[Page and application data records]

******************************

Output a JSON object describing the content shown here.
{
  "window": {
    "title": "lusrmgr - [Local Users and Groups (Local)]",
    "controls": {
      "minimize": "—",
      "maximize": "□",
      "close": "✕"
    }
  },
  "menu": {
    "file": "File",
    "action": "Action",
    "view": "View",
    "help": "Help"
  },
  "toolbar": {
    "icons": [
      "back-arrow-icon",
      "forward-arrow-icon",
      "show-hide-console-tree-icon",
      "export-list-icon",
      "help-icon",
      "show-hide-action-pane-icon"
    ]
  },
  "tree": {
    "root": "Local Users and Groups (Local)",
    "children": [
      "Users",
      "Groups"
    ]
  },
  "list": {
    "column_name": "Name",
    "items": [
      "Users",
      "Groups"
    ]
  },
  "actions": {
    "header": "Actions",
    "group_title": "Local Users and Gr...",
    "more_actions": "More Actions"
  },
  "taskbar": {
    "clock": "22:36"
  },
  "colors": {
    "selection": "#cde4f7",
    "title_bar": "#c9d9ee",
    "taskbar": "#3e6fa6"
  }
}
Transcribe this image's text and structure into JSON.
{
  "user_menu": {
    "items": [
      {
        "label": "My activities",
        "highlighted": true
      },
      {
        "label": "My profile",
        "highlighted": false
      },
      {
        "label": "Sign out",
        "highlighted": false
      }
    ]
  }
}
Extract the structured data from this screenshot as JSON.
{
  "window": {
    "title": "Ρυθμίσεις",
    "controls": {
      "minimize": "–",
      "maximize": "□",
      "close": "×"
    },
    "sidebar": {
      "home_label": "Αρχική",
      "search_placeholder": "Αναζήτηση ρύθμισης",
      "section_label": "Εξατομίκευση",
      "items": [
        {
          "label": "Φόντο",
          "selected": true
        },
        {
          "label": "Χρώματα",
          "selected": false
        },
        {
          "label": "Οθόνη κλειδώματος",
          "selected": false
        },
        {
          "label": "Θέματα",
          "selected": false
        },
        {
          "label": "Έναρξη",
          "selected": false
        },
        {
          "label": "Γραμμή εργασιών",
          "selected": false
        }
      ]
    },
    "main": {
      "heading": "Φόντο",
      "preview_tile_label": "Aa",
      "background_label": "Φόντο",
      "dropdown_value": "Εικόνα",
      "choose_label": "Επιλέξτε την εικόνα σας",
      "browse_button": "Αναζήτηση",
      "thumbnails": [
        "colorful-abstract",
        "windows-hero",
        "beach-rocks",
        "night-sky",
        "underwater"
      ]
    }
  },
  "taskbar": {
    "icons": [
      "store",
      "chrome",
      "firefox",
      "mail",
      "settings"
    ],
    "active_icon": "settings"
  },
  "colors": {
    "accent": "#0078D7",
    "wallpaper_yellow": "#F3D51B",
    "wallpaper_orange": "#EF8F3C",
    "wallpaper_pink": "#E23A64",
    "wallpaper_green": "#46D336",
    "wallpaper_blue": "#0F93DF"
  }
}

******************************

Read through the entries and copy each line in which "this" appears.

▶ [RESULT]
Transcribe this image's text and structure into JSON.
Extract the structured data from this screenshot as JSON.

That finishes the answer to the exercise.